Saved entries:
-------------------------
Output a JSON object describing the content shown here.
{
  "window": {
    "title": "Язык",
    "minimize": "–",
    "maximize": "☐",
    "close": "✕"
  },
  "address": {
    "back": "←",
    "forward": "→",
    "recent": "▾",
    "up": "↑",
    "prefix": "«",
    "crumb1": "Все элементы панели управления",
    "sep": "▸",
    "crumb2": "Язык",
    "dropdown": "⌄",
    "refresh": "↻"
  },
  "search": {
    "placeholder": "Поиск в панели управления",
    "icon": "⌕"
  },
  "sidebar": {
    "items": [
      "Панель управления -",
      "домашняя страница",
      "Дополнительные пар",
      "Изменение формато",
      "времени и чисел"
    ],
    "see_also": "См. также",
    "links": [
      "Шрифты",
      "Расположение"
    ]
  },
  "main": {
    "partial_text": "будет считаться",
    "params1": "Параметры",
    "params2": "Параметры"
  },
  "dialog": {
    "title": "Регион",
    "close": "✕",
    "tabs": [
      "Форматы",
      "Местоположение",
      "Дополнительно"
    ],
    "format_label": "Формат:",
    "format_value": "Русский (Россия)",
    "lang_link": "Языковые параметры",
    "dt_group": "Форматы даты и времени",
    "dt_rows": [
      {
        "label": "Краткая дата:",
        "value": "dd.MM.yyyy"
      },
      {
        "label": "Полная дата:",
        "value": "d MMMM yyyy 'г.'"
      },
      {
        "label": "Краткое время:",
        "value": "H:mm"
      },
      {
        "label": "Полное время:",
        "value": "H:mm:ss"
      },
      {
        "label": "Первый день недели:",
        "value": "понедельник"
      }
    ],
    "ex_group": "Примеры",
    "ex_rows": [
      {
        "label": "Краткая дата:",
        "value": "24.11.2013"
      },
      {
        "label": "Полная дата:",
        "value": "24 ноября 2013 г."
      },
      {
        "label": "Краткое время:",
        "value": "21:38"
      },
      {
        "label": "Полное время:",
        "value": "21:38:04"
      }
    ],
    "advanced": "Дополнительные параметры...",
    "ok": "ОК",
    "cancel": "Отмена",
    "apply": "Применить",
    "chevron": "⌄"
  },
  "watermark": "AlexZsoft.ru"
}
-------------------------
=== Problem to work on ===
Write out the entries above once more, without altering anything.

=== Output for this exercise ===
Output a JSON object describing the content shown here.
{
  "window": {
    "title": "Язык",
    "minimize": "–",
    "maximize": "☐",
    "close": "✕"
  },
  "address": {
    "back": "←",
    "forward": "→",
    "recent": "▾",
    "up": "↑",
    "prefix": "«",
    "crumb1": "Все элементы панели управления",
    "sep": "▸",
    "crumb2": "Язык",
    "dropdown": "⌄",
    "refresh": "↻"
  },
  "search": {
    "placeholder": "Поиск в панели управления",
    "icon": "⌕"
  },
  "sidebar": {
    "items": [
      "Панель управления -",
      "домашняя страница",
      "Дополнительные пар",
      "Изменение формато",
      "времени и чисел"
    ],
    "see_also": "См. также",
    "links": [
      "Шрифты",
      "Расположение"
    ]
  },
  "main": {
    "partial_text": "будет считаться",
    "params1": "Параметры",
    "params2": "Параметры"
  },
  "dialog": {
    "title": "Регион",
    "close": "✕",
    "tabs": [
      "Форматы",
      "Местоположение",
      "Дополнительно"
    ],
    "format_label": "Формат:",
    "format_value": "Русский (Россия)",
    "lang_link": "Языковые параметры",
    "dt_group": "Форматы даты и времени",
    "dt_rows": [
      {
        "label": "Краткая дата:",
        "value": "dd.MM.yyyy"
      },
      {
        "label": "Полная дата:",
        "value": "d MMMM yyyy 'г.'"
      },
      {
        "label": "Краткое время:",
        "value": "H:mm"
      },
      {
        "label": "Полное время:",
        "value": "H:mm:ss"
      },
      {
        "label": "Первый день недели:",
        "value": "понедельник"
      }
    ],
    "ex_group": "Примеры",
    "ex_rows": [
      {
        "label": "Краткая дата:",
        "value": "24.11.2013"
      },
      {
        "label": "Полная дата:",
        "value": "24 ноября 2013 г."
      },
      {
        "label": "Краткое время:",
        "value": "21:38"
      },
      {
        "label": "Полное время:",
        "value": "21:38:04"
      }
    ],
    "advanced": "Дополнительные параметры...",
    "ok": "ОК",
    "cancel": "Отмена",
    "apply": "Применить",
    "chevron": "⌄"
  },
  "watermark": "AlexZsoft.ru"
}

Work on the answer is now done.